- [TRY IT]: Can you pull out each line of the data below that includes the word "date"?

- [EXTRACTED ENTRIES]:
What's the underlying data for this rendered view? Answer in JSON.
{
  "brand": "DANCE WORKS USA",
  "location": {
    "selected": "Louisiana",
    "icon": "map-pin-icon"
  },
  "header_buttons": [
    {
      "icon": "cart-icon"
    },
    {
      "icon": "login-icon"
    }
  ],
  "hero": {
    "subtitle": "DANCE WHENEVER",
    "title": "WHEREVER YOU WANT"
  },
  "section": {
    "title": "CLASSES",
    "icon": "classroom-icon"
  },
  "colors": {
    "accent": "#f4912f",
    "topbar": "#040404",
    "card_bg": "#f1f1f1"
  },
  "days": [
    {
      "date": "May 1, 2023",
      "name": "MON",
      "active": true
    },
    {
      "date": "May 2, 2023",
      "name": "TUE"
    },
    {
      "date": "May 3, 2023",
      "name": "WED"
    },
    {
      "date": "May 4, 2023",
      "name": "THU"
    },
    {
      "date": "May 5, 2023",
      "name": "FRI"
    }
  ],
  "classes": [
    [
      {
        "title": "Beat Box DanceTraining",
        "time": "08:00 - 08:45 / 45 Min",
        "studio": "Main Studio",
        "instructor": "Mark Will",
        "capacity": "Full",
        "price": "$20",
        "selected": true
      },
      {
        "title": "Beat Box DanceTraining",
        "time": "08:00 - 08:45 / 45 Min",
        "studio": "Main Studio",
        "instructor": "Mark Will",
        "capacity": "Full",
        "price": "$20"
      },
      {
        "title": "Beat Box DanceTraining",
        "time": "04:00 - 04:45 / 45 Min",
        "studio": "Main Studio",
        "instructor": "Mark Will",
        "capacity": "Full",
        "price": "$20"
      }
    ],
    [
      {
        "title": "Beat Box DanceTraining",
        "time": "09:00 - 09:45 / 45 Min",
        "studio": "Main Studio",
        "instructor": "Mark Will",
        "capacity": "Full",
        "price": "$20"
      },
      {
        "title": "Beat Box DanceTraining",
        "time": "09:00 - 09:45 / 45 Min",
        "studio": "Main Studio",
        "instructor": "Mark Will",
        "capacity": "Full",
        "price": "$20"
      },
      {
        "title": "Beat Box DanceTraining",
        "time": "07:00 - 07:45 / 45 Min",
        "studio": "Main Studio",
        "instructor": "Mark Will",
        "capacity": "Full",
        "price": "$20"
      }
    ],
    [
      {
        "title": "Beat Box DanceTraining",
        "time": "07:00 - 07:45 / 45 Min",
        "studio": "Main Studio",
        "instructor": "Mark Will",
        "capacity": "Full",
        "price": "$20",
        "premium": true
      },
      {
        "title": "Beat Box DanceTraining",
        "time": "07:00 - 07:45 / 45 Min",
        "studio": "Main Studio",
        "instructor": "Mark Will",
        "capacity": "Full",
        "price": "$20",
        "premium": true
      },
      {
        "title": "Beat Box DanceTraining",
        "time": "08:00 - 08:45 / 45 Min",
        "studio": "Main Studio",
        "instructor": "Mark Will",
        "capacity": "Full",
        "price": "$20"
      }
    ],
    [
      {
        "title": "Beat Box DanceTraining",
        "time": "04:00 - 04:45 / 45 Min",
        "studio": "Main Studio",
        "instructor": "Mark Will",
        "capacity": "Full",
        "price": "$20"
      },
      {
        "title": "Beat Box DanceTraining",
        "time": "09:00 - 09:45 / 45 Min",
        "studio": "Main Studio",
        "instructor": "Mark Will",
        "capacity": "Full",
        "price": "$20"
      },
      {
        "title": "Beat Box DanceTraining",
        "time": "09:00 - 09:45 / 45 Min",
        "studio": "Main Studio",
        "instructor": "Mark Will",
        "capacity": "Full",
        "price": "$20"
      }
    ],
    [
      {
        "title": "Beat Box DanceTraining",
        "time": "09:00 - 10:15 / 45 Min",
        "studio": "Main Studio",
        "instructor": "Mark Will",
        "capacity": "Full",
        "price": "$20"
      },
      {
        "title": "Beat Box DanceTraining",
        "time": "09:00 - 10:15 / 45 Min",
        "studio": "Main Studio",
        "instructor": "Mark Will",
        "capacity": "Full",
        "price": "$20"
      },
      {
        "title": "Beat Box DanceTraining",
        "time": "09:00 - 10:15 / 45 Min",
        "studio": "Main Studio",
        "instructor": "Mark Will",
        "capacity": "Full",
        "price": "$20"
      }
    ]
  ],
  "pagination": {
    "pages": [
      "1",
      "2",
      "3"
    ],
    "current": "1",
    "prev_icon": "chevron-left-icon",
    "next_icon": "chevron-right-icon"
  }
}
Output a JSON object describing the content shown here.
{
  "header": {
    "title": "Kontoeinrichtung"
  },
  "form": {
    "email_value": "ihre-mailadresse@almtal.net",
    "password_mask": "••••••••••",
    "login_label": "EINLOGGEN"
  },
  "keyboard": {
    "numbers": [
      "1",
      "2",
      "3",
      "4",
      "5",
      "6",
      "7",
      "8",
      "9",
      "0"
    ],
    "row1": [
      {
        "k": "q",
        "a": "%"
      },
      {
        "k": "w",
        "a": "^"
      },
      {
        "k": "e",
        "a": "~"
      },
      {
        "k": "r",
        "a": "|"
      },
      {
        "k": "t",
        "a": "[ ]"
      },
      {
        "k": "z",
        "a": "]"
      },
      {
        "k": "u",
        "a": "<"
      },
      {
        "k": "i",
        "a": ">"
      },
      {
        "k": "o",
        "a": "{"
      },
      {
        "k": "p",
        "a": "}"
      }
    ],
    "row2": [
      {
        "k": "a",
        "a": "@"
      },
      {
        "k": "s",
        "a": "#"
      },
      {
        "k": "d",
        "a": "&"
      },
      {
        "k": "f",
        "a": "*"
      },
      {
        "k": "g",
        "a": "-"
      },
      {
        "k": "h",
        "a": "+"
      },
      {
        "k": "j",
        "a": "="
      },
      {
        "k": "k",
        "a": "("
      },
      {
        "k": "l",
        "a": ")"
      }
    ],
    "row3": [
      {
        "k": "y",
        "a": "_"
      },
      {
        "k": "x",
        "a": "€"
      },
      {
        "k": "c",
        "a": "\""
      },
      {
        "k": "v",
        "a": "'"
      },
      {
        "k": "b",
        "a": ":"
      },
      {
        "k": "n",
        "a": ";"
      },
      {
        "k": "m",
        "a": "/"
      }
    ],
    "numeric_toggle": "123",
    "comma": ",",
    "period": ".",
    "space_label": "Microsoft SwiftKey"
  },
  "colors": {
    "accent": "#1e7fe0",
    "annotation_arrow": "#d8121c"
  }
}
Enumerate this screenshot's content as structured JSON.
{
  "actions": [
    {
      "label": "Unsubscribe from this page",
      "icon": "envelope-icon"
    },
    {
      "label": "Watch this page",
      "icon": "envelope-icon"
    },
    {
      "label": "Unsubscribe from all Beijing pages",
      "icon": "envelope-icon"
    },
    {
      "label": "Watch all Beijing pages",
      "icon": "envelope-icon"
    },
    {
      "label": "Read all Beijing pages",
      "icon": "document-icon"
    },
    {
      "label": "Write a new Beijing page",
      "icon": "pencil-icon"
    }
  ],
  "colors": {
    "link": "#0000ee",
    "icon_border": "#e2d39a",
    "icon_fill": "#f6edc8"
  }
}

- [TASK RESULT]:
      "date": "May 1, 2023",
      "date": "May 2, 2023",
      "date": "May 3, 2023",
      "date": "May 4, 2023",
      "date": "May 5, 2023",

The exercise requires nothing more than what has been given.